-------- Dataset records

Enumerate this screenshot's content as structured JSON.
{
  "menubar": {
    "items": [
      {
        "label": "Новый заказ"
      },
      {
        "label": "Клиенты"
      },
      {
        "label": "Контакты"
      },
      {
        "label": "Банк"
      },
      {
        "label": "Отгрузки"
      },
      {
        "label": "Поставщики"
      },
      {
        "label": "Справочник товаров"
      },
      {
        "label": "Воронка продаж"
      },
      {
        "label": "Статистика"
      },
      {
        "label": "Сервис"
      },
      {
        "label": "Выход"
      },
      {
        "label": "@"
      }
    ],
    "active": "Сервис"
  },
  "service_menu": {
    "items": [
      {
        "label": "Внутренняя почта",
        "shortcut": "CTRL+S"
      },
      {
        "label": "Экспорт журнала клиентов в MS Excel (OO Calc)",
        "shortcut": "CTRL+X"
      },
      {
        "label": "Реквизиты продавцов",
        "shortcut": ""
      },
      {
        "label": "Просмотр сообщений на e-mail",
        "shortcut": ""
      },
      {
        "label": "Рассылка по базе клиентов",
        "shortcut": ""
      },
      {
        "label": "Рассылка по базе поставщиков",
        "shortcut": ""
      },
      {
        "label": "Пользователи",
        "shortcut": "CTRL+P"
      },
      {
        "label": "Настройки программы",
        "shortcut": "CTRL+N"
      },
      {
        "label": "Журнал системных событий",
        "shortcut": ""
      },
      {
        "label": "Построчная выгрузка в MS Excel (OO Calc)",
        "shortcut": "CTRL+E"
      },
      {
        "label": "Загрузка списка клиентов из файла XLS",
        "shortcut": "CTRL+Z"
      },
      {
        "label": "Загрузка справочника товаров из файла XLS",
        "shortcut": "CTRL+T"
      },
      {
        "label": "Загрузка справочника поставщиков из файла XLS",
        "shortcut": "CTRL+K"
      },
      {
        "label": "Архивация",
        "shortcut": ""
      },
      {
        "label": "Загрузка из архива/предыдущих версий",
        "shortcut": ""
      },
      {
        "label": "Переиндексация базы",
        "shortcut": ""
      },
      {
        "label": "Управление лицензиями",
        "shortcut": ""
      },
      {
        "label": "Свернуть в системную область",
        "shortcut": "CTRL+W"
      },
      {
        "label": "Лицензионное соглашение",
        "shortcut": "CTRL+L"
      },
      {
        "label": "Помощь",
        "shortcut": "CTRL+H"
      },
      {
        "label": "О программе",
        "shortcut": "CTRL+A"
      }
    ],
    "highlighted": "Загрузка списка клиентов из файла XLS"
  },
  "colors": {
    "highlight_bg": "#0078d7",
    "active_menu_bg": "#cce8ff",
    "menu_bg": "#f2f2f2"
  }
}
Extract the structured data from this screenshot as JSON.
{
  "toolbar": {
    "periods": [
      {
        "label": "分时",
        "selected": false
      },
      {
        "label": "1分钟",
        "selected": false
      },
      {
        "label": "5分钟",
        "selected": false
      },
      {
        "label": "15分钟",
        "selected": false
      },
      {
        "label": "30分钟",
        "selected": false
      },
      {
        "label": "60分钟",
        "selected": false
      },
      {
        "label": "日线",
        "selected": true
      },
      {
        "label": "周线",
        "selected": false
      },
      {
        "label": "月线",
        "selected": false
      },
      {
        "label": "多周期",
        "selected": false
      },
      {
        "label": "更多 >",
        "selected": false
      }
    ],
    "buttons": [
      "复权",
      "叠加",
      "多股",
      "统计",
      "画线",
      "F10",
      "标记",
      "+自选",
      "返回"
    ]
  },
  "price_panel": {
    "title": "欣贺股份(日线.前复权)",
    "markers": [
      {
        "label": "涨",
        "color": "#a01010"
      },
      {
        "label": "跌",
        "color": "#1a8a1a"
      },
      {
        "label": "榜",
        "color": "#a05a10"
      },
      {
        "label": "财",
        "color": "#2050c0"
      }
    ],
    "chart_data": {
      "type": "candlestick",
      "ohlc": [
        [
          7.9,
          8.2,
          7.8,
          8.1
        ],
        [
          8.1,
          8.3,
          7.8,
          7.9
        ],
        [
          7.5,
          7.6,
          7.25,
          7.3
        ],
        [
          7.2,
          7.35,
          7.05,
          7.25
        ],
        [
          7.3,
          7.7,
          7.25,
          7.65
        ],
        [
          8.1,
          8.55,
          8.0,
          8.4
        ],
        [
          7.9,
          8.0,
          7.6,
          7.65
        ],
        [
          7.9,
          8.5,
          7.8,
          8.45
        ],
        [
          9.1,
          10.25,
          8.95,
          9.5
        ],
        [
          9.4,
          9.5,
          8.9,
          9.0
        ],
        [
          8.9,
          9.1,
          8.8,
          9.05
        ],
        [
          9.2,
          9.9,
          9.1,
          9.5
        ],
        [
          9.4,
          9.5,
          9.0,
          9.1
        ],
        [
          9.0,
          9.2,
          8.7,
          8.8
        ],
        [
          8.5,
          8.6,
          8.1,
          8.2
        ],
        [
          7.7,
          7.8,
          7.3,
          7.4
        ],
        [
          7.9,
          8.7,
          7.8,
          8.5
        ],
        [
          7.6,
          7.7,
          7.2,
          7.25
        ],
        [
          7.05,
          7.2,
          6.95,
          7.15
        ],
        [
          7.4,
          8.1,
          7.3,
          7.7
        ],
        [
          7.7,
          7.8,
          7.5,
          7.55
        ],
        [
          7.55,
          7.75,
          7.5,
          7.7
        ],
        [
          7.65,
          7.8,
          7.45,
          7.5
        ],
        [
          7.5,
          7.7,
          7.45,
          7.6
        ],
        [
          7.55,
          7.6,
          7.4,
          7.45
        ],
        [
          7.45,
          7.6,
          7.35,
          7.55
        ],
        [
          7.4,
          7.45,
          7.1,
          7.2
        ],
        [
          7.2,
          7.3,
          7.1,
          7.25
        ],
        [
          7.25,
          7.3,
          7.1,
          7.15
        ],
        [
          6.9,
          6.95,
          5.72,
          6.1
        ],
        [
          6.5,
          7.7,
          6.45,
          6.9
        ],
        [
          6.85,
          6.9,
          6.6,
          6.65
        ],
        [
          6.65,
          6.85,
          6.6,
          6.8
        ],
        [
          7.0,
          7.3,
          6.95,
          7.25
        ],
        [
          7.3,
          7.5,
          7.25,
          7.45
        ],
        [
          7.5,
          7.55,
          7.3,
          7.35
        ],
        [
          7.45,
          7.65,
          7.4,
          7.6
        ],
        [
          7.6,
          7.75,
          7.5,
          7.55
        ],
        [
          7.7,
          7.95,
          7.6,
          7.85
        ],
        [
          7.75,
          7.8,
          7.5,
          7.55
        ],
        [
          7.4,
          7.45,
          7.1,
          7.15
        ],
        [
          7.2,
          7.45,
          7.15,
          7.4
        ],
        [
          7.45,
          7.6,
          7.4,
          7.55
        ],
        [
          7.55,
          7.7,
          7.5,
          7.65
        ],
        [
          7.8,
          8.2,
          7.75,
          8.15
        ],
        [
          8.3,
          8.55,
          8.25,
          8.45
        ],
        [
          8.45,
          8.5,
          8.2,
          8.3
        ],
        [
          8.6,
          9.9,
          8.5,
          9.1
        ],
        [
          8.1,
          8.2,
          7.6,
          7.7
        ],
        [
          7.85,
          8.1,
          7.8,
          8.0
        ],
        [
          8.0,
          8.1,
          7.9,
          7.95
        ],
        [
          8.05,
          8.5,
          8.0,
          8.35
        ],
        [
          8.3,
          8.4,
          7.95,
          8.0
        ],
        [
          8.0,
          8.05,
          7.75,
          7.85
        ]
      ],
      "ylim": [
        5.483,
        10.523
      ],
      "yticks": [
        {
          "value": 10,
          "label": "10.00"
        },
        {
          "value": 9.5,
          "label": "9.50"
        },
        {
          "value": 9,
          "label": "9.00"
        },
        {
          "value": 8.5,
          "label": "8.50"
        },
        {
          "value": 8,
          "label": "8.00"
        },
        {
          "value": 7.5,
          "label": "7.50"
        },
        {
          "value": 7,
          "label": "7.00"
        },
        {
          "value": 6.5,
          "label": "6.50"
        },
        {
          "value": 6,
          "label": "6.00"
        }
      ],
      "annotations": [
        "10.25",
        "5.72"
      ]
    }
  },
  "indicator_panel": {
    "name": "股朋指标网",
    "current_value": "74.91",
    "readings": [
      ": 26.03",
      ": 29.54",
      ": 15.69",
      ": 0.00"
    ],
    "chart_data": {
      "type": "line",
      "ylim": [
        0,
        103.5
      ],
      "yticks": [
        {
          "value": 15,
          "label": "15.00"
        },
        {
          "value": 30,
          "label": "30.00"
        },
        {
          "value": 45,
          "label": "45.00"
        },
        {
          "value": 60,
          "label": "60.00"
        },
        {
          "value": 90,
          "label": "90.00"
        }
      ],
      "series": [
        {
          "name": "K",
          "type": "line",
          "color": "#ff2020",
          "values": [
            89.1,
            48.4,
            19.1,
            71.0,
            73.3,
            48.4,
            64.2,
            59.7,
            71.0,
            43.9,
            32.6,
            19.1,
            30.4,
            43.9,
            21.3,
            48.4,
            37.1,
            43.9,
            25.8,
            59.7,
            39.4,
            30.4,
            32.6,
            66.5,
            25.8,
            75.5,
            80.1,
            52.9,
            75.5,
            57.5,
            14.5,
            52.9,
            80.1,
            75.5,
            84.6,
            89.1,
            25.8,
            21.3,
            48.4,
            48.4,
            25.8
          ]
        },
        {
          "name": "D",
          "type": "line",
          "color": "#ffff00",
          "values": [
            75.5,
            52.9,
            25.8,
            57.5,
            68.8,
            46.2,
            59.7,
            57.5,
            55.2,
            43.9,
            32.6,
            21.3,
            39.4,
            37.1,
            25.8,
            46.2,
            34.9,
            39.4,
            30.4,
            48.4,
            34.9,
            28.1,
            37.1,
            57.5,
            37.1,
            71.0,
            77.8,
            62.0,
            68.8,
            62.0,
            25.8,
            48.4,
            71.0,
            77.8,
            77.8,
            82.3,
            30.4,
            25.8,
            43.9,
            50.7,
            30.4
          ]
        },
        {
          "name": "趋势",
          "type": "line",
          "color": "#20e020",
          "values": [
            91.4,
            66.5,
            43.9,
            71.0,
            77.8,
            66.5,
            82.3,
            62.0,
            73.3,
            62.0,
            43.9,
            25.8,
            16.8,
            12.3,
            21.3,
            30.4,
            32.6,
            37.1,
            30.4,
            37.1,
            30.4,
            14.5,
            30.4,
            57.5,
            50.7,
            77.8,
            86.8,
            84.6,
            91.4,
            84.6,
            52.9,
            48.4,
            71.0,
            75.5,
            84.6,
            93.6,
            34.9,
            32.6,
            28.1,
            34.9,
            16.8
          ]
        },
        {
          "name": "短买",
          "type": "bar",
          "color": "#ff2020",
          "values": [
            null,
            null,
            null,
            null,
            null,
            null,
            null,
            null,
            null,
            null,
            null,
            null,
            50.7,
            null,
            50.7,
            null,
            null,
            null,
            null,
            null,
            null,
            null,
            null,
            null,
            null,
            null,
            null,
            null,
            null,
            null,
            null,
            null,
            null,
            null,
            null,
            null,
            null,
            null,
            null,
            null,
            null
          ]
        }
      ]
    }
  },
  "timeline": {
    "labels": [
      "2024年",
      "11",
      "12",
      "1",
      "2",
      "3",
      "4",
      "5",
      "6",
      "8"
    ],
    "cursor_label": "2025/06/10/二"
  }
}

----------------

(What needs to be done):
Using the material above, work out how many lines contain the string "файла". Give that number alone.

(Output of the task):
4